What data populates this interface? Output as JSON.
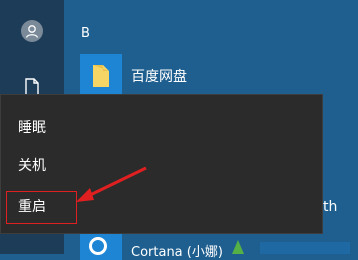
{
  "rail": {
    "avatar_icon": "user-avatar-icon",
    "document_icon": "document-icon"
  },
  "app_list": {
    "section_letter": "B",
    "items": [
      {
        "label": "百度网盘",
        "icon": "folder-icon"
      }
    ],
    "cortana_label": "Cortana (小娜)",
    "partial_text": "th"
  },
  "power_menu": {
    "items": [
      {
        "label": "睡眠"
      },
      {
        "label": "关机"
      },
      {
        "label": "重启"
      }
    ],
    "highlighted_item": "重启"
  },
  "colors": {
    "start_background": "#1f5f8f",
    "rail_background": "#1d3c58",
    "menu_background": "#2b2b2b",
    "tile_blue": "#1e84d4",
    "annotation_red": "#e02020"
  }
}
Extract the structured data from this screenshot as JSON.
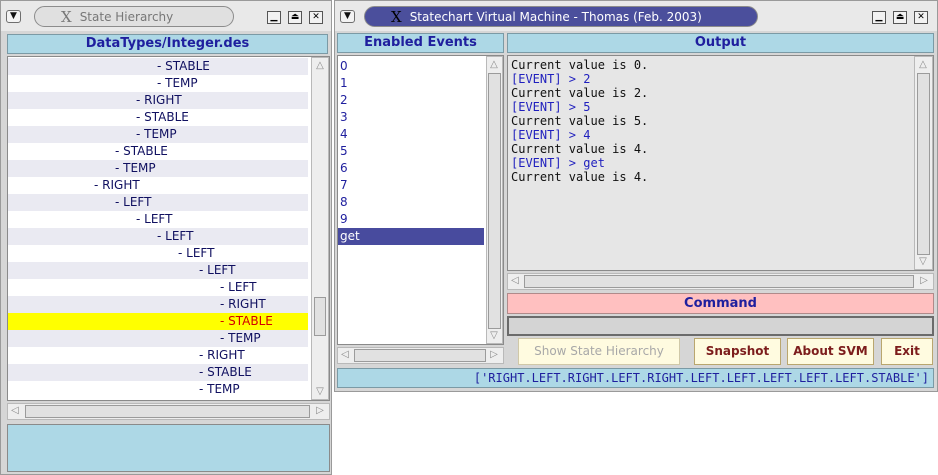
{
  "left_window": {
    "title": "State Hierarchy",
    "header": "DataTypes/Integer.des",
    "tree": [
      {
        "label": "- STABLE",
        "indent": 5,
        "alt": true
      },
      {
        "label": "- TEMP",
        "indent": 5,
        "alt": false
      },
      {
        "label": "- RIGHT",
        "indent": 4,
        "alt": true
      },
      {
        "label": "- STABLE",
        "indent": 4,
        "alt": false
      },
      {
        "label": "- TEMP",
        "indent": 4,
        "alt": true
      },
      {
        "label": "- STABLE",
        "indent": 3,
        "alt": false
      },
      {
        "label": "- TEMP",
        "indent": 3,
        "alt": true
      },
      {
        "label": "- RIGHT",
        "indent": 2,
        "alt": false
      },
      {
        "label": "- LEFT",
        "indent": 3,
        "alt": true
      },
      {
        "label": "- LEFT",
        "indent": 4,
        "alt": false
      },
      {
        "label": "- LEFT",
        "indent": 5,
        "alt": true
      },
      {
        "label": "- LEFT",
        "indent": 6,
        "alt": false
      },
      {
        "label": "- LEFT",
        "indent": 7,
        "alt": true
      },
      {
        "label": "- LEFT",
        "indent": 8,
        "alt": false
      },
      {
        "label": "- RIGHT",
        "indent": 8,
        "alt": true
      },
      {
        "label": "- STABLE",
        "indent": 8,
        "alt": false,
        "selected": true
      },
      {
        "label": "- TEMP",
        "indent": 8,
        "alt": true
      },
      {
        "label": "- RIGHT",
        "indent": 7,
        "alt": false
      },
      {
        "label": "- STABLE",
        "indent": 7,
        "alt": true
      },
      {
        "label": "- TEMP",
        "indent": 7,
        "alt": false
      }
    ]
  },
  "main_window": {
    "title": "Statechart Virtual Machine - Thomas (Feb. 2003)",
    "events_header": "Enabled Events",
    "events": [
      "0",
      "1",
      "2",
      "3",
      "4",
      "5",
      "6",
      "7",
      "8",
      "9",
      "get"
    ],
    "selected_event": "get",
    "output_header": "Output",
    "output_lines": [
      {
        "text": "Current value is 0.",
        "type": "value"
      },
      {
        "text": "[EVENT] > 2",
        "type": "event"
      },
      {
        "text": "Current value is 2.",
        "type": "value"
      },
      {
        "text": "[EVENT] > 5",
        "type": "event"
      },
      {
        "text": "Current value is 5.",
        "type": "value"
      },
      {
        "text": "[EVENT] > 4",
        "type": "event"
      },
      {
        "text": "Current value is 4.",
        "type": "value"
      },
      {
        "text": "[EVENT] > get",
        "type": "event"
      },
      {
        "text": "Current value is 4.",
        "type": "value"
      }
    ],
    "command_header": "Command",
    "command_value": "",
    "buttons": {
      "show_hierarchy": "Show State Hierarchy",
      "snapshot": "Snapshot",
      "about": "About SVM",
      "exit": "Exit"
    },
    "status": "['RIGHT.LEFT.RIGHT.LEFT.RIGHT.LEFT.LEFT.LEFT.LEFT.LEFT.STABLE']"
  },
  "colors": {
    "header_bg": "#add8e6",
    "header_text": "#1f1f9e",
    "command_header_bg": "#ffc0c0",
    "selection_yellow": "#ffff00",
    "selection_text": "#d20000",
    "event_selection": "#484b9e"
  },
  "icons": [
    "menu-arrow-icon",
    "x-logo-icon",
    "minimize-icon",
    "maximize-icon",
    "close-icon",
    "scroll-up-icon",
    "scroll-down-icon",
    "scroll-left-icon",
    "scroll-right-icon"
  ]
}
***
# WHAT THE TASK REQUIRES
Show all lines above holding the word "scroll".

# TASK SOLUTION
    "scroll-up-icon",
    "scroll-down-icon",
    "scroll-left-icon",
    "scroll-right-icon"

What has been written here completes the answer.